Provided information:
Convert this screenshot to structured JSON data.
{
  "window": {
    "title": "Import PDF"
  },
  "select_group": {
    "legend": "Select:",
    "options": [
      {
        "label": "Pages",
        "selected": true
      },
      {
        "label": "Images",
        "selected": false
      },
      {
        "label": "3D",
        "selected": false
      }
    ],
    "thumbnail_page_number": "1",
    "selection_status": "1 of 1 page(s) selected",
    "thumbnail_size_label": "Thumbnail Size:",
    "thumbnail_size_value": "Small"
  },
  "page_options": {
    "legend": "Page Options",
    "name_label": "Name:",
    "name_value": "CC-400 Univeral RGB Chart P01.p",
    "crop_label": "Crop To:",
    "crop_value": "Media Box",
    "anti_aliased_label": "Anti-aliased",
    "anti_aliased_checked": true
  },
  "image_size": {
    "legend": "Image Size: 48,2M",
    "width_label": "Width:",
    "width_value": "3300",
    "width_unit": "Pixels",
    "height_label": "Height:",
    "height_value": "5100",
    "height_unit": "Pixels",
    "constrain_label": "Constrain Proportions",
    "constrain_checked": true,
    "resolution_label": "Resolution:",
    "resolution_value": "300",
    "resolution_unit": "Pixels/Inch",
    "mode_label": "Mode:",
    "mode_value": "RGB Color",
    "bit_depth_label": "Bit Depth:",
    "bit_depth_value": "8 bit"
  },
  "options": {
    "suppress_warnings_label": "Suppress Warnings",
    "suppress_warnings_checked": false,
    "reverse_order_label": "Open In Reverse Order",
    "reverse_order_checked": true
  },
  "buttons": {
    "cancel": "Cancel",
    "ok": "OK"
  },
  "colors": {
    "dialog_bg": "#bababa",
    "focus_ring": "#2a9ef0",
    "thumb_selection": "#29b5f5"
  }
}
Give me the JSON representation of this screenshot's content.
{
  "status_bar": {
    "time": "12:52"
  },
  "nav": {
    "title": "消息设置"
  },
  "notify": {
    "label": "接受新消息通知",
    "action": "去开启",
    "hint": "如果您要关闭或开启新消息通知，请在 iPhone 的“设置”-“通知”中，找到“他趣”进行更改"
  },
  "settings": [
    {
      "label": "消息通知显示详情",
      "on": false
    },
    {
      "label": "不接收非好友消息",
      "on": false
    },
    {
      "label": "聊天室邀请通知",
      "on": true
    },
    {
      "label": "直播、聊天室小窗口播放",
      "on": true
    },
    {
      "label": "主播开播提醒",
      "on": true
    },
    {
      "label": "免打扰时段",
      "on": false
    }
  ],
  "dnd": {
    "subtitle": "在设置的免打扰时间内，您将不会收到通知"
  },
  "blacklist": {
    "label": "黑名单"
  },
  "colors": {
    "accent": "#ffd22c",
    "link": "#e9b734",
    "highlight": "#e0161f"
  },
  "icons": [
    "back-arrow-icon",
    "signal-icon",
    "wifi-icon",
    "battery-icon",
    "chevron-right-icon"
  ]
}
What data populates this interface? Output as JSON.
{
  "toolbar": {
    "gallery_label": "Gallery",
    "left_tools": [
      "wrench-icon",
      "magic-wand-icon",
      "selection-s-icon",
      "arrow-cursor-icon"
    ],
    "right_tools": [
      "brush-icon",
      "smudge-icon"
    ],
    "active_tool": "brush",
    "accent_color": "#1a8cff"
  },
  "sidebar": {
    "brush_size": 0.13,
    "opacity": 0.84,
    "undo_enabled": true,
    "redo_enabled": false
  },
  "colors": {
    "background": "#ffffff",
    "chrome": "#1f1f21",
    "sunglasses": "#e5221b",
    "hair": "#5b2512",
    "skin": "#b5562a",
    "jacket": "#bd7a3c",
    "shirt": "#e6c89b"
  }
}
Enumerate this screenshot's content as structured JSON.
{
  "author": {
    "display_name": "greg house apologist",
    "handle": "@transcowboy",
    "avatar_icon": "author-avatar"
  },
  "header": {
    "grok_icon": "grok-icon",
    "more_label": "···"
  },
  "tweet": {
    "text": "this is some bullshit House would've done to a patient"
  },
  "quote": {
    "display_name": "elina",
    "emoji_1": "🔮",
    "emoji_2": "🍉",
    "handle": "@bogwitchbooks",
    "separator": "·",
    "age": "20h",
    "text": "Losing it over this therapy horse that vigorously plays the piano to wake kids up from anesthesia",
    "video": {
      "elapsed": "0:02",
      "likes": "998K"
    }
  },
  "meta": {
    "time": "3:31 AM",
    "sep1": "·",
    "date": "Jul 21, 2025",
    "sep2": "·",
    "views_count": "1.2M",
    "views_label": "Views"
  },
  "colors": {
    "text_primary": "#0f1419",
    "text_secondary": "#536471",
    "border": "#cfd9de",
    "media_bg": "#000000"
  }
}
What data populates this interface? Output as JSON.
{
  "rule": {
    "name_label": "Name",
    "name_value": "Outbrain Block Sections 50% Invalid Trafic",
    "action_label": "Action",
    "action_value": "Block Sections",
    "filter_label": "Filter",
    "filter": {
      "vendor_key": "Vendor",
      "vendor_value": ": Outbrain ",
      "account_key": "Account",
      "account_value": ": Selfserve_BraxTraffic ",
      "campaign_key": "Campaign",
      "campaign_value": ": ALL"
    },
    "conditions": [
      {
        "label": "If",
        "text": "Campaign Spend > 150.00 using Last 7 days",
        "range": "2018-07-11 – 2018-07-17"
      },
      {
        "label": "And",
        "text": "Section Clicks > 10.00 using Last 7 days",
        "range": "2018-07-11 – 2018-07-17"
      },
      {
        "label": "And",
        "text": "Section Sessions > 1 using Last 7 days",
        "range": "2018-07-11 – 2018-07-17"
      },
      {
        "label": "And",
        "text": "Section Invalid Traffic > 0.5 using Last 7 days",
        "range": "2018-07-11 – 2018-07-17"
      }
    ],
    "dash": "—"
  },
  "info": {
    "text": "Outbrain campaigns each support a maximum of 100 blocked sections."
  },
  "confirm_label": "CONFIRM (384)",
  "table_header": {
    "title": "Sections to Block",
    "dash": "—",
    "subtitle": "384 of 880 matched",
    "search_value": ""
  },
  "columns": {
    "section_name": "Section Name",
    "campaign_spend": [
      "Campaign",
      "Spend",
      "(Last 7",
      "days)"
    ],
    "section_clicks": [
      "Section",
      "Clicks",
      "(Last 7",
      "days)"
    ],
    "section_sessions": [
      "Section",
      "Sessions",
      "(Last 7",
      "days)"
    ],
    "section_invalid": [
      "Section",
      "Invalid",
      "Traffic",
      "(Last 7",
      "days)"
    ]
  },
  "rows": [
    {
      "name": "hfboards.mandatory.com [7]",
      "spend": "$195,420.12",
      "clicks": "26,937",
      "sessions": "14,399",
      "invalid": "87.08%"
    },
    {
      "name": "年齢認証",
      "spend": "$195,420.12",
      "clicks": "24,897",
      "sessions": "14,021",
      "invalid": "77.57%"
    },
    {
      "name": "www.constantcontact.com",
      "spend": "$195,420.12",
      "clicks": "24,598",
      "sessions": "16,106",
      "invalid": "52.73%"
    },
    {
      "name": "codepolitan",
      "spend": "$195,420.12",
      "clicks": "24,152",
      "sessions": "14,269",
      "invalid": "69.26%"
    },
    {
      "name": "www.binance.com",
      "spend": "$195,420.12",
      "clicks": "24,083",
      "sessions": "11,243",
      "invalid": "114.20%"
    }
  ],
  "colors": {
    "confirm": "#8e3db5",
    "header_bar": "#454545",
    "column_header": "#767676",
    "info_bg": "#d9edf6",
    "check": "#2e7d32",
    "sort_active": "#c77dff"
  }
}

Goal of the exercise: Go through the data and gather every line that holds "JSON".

Solution:
Convert this screenshot to structured JSON data.
Give me the JSON representation of this screenshot's content.
What data populates this interface? Output as JSON.
Enumerate this screenshot's content as structured JSON.
What data populates this interface? Output as JSON.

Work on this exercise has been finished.